In this panel, Joe Horse Capture, Associate Curator; Marian Kaminitz, Conservator; Cynthia Chavez Lamar, Asistant Director for Collections; and Kevin Gover, Director, all at the National Museum of the American Indian in Washington, DC, discuss the ways in which museums can contribute to the training and professional development of Native students to work in museums. In particular, they provide an overview of the opportunities -- internships and fellowships -- that the Smithsonian and other institutions offer to Native students in the US. Finally, Kevin Gover addresses issues surrounding the care of Indigenous collections according to Indigenous traditions and protocols, as well as the importance of including Native voice into museums in order to change wrong and inaccurate narratives and representations of Indigenous peoples. This panel was part of the Museum Summit during the pre-conference activities for the 2015 ATALM annual conference in Washington, DC on September 9, 2015.

2015 ATALM Archives Summit: Introduction to Protocols for Native American Materials

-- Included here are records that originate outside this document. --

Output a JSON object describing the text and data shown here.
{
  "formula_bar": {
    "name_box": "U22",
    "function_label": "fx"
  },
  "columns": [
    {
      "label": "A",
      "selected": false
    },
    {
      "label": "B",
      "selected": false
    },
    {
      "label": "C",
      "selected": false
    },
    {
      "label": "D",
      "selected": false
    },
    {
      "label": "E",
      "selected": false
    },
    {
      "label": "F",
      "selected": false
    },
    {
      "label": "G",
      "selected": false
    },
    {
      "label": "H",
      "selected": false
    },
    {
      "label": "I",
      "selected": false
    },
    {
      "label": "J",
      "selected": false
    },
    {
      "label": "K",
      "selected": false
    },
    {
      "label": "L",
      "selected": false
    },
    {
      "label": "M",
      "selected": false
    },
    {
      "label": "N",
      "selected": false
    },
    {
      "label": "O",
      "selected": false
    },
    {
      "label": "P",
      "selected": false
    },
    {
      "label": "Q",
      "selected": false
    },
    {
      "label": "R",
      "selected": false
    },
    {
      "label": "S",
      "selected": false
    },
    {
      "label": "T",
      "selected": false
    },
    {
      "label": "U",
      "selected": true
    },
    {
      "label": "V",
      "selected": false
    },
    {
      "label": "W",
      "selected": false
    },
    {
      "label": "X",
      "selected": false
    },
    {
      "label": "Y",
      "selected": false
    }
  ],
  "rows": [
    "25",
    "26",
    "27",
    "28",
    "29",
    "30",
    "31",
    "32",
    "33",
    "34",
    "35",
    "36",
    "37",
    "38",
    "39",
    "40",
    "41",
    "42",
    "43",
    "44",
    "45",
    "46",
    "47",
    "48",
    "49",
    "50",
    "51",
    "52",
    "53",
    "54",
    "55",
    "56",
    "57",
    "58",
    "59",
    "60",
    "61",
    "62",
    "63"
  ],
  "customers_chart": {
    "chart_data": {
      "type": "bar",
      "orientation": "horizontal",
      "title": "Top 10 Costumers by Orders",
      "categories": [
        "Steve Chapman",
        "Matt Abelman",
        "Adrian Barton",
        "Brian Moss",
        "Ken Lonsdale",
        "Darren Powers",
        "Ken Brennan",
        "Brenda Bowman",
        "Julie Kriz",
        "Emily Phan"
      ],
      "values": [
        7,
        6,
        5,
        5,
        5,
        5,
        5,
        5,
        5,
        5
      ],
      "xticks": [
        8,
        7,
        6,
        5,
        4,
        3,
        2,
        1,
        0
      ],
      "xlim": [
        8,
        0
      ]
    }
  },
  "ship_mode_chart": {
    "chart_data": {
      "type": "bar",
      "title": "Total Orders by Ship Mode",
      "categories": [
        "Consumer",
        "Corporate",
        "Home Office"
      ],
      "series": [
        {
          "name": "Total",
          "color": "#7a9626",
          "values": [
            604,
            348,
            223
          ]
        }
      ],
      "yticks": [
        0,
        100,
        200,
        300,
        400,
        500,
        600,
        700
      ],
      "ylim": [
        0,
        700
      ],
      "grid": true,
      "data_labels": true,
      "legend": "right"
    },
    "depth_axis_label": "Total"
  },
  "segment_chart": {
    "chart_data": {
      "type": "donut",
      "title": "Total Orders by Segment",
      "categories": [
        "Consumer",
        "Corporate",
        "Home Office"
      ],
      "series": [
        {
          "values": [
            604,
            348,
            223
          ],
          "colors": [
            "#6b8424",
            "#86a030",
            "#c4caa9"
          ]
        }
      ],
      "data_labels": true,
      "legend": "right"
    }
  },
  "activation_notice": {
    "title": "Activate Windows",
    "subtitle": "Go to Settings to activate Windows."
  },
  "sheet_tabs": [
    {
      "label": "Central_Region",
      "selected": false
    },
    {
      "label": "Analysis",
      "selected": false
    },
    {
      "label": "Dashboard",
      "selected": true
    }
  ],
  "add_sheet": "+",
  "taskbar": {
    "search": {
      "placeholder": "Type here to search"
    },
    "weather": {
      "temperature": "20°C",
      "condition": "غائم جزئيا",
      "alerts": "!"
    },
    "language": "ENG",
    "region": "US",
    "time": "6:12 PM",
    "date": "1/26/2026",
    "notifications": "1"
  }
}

In this panel, Jennifer O'Neal, Corrigan Solari University Historian and Archivist at University of Oregon, begins the Archives Summit by reviewing the summit's schedule and topics covered. She provides a brief overview on the protocols for Indigenous collections in the US and Canada and discusses the ways in which Indigenous and non-Indigenous organizations can collaborate by incorporating these protocols into instruction. Karen Underhill, Head of Special Collections and Archives at Northern Arizona University, introduces the Protocols for Native American Materials and discusses their origins. Jennifer O'Neal concludes by discussing the goals of the Protocols, which are based on the history of collecting, creating, and documenting collections of Indigenous cultures. This panel was part of the Archive Summit, which took place as part of the pre-conference activities for the 2015 ATALM annual conference in Washington, DC on September 9, 2015.